People, Achievement, Power
To some degree, you can determine what will make you happy by considering where you fall on the spectrum of the three “social motivators”: the need for accomplishment, the need for personal ties or the need for power. All three will apply, though one usually dominates. Are you an “Alpha” type who needs to be in control? Are relationships important? Is accomplishment your key? In short, know thyself. People often hit impasses because they are mismatched on the job or in life.
To understand yourself better and end an impasse, map the insights you have uncovered about your personality. Write a list of categories of life and career concerns. Capture highlights in each area: career and life interests, social motivations, plus the theme of the tensions in your life. List these categories, and then fill in the blanks as they apply so you can really understand the patterns in your life.
Self-knowledge is important to moving beyond an impasse. But you cannot move along if you are afraid to act. In fact, if you do not act, you will simply stay in the same mental quagmire that bedevils you now. The nature of your action depends on the problems that caused your impasse. Maybe, to get “unstuck,” you need to buy the building materials for your delayed construction project. Whatever it is, you must act, but do so intelligently. If you plan to pursue a new career, talk to as many people as you can who work in that field. If you want to move to a new city, travel there first to find out what it is like. Don’t make an uninformed decision. Trust your head and your heart.
Whatever form your personal action takes, it represents movement into unfamiliar territory.
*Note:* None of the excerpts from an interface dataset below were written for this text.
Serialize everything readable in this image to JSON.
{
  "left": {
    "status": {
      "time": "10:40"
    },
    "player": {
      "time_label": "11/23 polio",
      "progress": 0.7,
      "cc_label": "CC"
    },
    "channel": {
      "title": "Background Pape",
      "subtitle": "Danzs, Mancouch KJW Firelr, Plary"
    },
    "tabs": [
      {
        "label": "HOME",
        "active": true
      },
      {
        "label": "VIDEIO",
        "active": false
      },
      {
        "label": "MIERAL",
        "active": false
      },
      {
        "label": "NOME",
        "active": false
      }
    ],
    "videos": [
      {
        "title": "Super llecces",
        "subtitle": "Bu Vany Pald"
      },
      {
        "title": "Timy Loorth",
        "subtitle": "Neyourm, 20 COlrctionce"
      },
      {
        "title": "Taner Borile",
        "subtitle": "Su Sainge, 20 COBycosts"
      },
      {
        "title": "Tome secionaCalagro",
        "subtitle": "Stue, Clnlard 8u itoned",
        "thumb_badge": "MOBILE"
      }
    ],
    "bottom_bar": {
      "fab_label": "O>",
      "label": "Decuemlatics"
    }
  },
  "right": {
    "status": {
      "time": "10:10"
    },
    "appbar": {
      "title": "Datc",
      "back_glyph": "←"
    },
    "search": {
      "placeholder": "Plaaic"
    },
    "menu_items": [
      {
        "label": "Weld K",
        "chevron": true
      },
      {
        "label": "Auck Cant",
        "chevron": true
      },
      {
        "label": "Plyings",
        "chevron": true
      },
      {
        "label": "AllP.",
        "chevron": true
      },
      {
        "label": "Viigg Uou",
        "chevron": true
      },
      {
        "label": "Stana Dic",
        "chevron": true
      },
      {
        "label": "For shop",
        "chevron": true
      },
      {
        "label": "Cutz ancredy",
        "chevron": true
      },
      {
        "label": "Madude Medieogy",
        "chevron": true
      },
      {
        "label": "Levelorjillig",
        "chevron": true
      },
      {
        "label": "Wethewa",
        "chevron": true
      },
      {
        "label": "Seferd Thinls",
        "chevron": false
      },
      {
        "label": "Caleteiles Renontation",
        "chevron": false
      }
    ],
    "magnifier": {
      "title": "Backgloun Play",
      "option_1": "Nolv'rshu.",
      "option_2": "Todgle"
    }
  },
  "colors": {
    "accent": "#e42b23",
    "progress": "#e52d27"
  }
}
Now you can change based on the hard work you have done, the mental exercises you have applied, and the self-assessment you have undergone to learn about yourself and what makes you happy. Often the choice you make will be a hard one. Do not compromise. Be bold and brave. Make the decision that in your heart you know is right. An impasse is a door that you open to enter a brand new life. Open it.